All of us have used question tags in our communication with others. Question tags are often used to confirm if something is true or not and are used to encourage a reply. The rule for questions tags seems simple enough. You are aware of the basic rule, aren’t you? The previous statement is an example of a question tag.
By Mrs Elaine Loh
It’s the June school holiday and from here on, things will be moving pretty quickly for pupils sitting for the PSLE. Today, I will be giving you tips for the reading aloud component of the PSLE Oral exam which is applicable for children in the other levels as well.
The reading aloud component is the most overlooked component in the PSLE oral exam. Many parents encourage their children to practise the Stimulus-based Oral component more than the reading one since the reading aloud component carries just a third of the total oral grade. This wrong view can prove costly because the reading aloud component is the one where a child can hope to score the full mark easily if he knows what the examiner is looking out for. So what exactly are the examiners looking out for?
Put simply, the examiner is looking out for the following things:
- Well-paced and fluent reading. This means reading the passage smoothly and clearly.
- Accurate pronunciation and good intonation when reading in order to convey the right information, ideas and feelings in the passage.
So, before you get your child to practise reading aloud to you, here are some tips on how you can help him achieve what the examiner will be looking out for.
By Ms Thanam Muthusamy
When it comes to argumentative writing, many students in RGC moan and groan. To some, argumentative writing is an unthinkable task. Some of them have told me that they have been discouraged to attempt argumentative writing because “it is a difficult genre” and were under the impression that if one is not good in writing, it is best not to attempt it.
by Richard Leong
I have not written anything regarding the educational landscape for some time. I would like to take this opportunity to address the three biggest changes in the educational landscape from this year (2019) to 2021.
2019: Cutting Down on School Examinations and Removal of Grading from Report Cards
In September 2018, the Ministry of Education (MOE) announced that they were cutting down on school examinations. All students from Primary 3 to Secondary 4 or 5 would also NOT have more than one graded assessment per subject per school term.
by Mrs Elaine Loh
In my last blogpost, I talked about the structure of the stimulus-based oral conversation component and how your child can prepare for it. In this post, I will talk about the main problem children face when it comes to the PSLE oral examination and how you can help your child overcome it.
by Mrs Elaine Loh
The PSLE Oral Examination is the first language component your child will be tested on as part of the English Language paper. Hence, I have written this article to help you guide your child as he prepares for it. The PSLE Oral component has two parts: the reading component and the Stimulus Based Oral (SBO) conversation component. This is the part of the examination that most children find daunting for one or more of the following reasons:
- Speaking to a complete stranger about something is not a natural thing your child does
- Sharing his opinion and ideas is not something your introverted child enjoys doing
- Organising his thought process is something your child is having difficulty with
- The open-ended nature of the stimulus based oral conversation creates anxiety in your child because he does not know what to expect
Welcome back to Part 4 of the ‘How to Ace Your Editing’ blogs.
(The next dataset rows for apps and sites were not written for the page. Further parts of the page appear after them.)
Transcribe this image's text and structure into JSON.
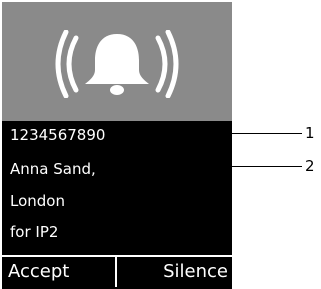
{
  "caller": {
    "number": "1234567890",
    "name": "Anna Sand,",
    "city": "London",
    "account": "for IP2"
  },
  "softkeys": {
    "left": "Accept",
    "right": "Silence"
  },
  "callouts": [
    "1",
    "2"
  ],
  "icons": {
    "alert": "ringing-bell-icon"
  },
  "colors": {
    "screen_background": "#000000",
    "header_background": "#8a8a8a",
    "foreground": "#ffffff"
  }
}
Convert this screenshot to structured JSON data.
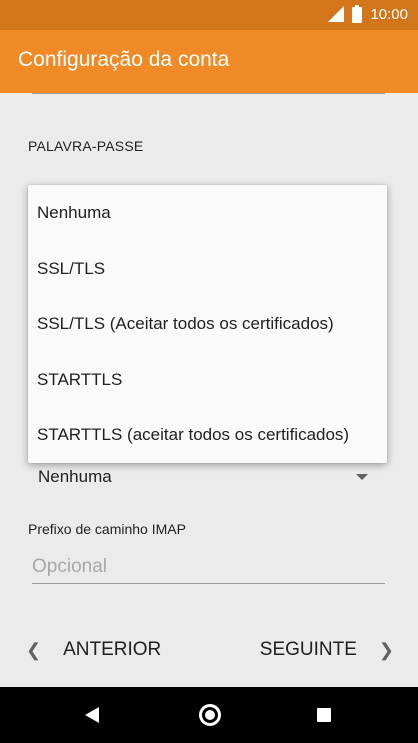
{
  "status_bar": {
    "time": "10:00",
    "icons": [
      "signal-icon",
      "battery-icon"
    ]
  },
  "app_bar": {
    "title": "Configuração da conta"
  },
  "form": {
    "password_label": "PALAVRA-PASSE",
    "security_selected": "Nenhuma",
    "prefix_label": "Prefixo de caminho IMAP",
    "prefix_placeholder": "Opcional",
    "prefix_value": ""
  },
  "dropdown": {
    "options": [
      "Nenhuma",
      "SSL/TLS",
      "SSL/TLS (Aceitar todos os certificados)",
      "STARTTLS",
      "STARTTLS (aceitar todos os certificados)"
    ]
  },
  "navigation": {
    "prev_label": "ANTERIOR",
    "next_label": "SEGUINTE"
  },
  "colors": {
    "app_bar": "#ef8a27",
    "status_bar": "#d3761b",
    "background": "#ebebeb",
    "system_nav": "#000000"
  }
}
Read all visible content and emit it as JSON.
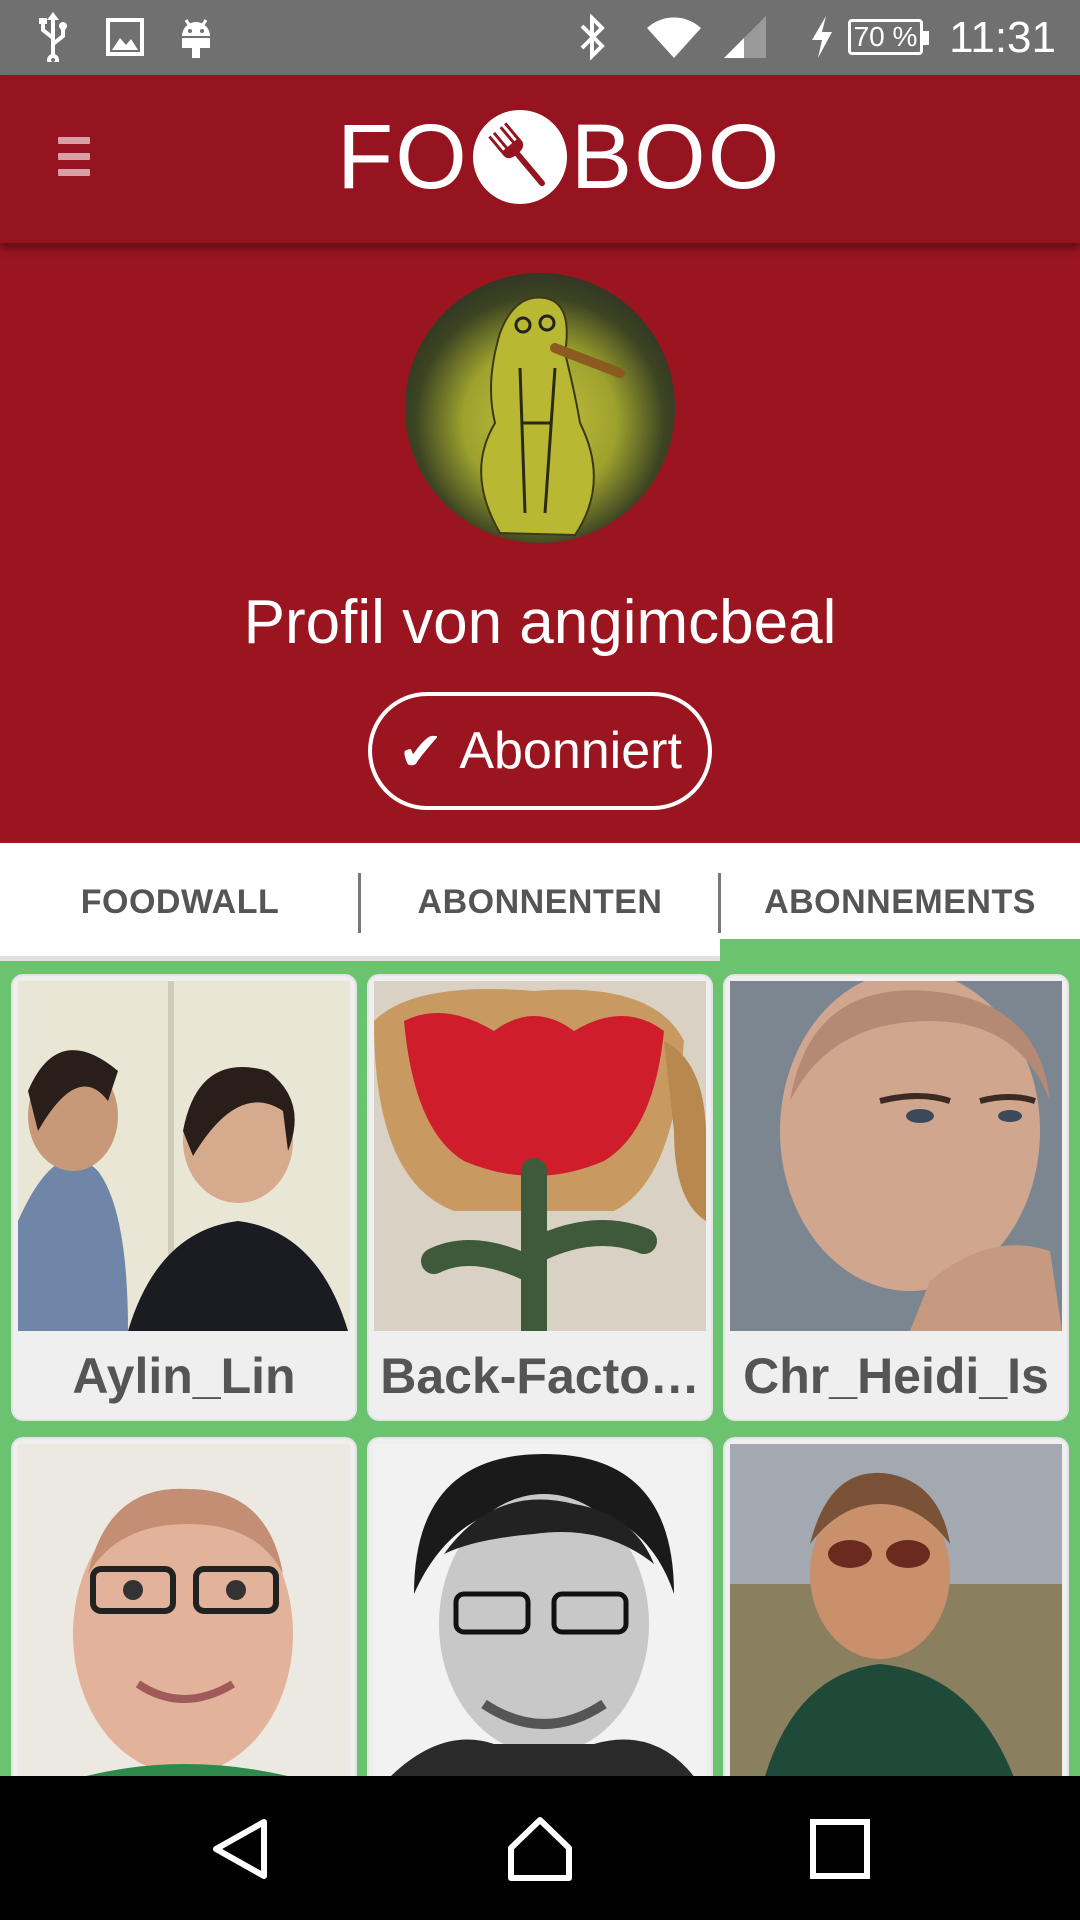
{
  "status_bar": {
    "time": "11:31",
    "battery": "70 %",
    "icons": [
      "usb-icon",
      "image-icon",
      "android-icon",
      "bluetooth-icon",
      "wifi-icon",
      "cell-signal-icon",
      "charging-icon",
      "battery-icon"
    ]
  },
  "app_bar": {
    "logo_left": "FO",
    "logo_right": "BOO",
    "menu_icon": "hamburger-menu-icon"
  },
  "profile": {
    "title": "Profil von angimcbeal",
    "subscribe_button": "Abonniert",
    "subscribe_check": "✔"
  },
  "tabs": [
    {
      "label": "FOODWALL",
      "active": false
    },
    {
      "label": "ABONNENTEN",
      "active": false
    },
    {
      "label": "ABONNEMENTS",
      "active": true
    }
  ],
  "subscriptions": [
    {
      "name": "Aylin_Lin"
    },
    {
      "name": "Back-Factory"
    },
    {
      "name": "Chr_Heidi_Is"
    },
    {
      "name": ""
    },
    {
      "name": ""
    },
    {
      "name": ""
    }
  ],
  "colors": {
    "app_bar": "#961420",
    "profile_bg": "#9a1520",
    "accent_green": "#6cc36f",
    "status_bar": "#707070",
    "nav_bar": "#000000"
  },
  "nav_bar": {
    "icons": [
      "back-icon",
      "home-icon",
      "recents-icon"
    ]
  }
}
In our previous blogs, we covered three different common errors: Tenses, Word Forms and Pronouns. Today, we will be covering how to detect and correct the ‘Connector’ error.
WHAT IS A CONNECTOR?
Let’s get a basic understanding what a connector is. A connector is not recognised as one of the parts of speech; rather, it describes the function of two different parts of speech that play the role of connecting ideas or words: conjunctions and prepositions.
As connectors connect ideas in the passage, it is important that students read the entire passage and understand how one idea connects to another, or he / she would have difficulty spotting the connector error.
The tip presented here revolves around understanding the different relationships that ideas or words can have with each other in order to facilitate spotting the incorrect connector and replacing it with the correct one.
by Mrs Elaine Loh
Everyone loves a good story. Everyone loves telling stories. Telling stories is what makes us human. As a child, I loved writing and I still do. As a teacher, I believe every child can be nurtured into a future writer even if writing isn’t exactly your child’s forte. There are no shortcuts to writing a good story but there are writing techniques that when applied effectively, help make for a truly outstanding story, one that will be remembered long after it is read.
Before we start, let’s understand what a pronoun is. Essentially, a pronoun takes the place of a noun. Usually somebody, something or some location had been mentioned, and a pronoun is used to refer back to what was mentioned. The prononun can sometimes be used even before the person, object or location was mentioned. Hence, it is important that student read the entire passage to figure out what the pronoun is referring to.
Welcome to our second blog about Editing. This blog will explain the Word Form error. This is the most difficult error to spot; unfortunately, it is the second most common error.
Editing: The Problem
The biggest problem students face, as mentioned in the previous blog is that students do not read for meaning. They do not connect the sentences together to read how individuals, events and ideas develop, connect and interact.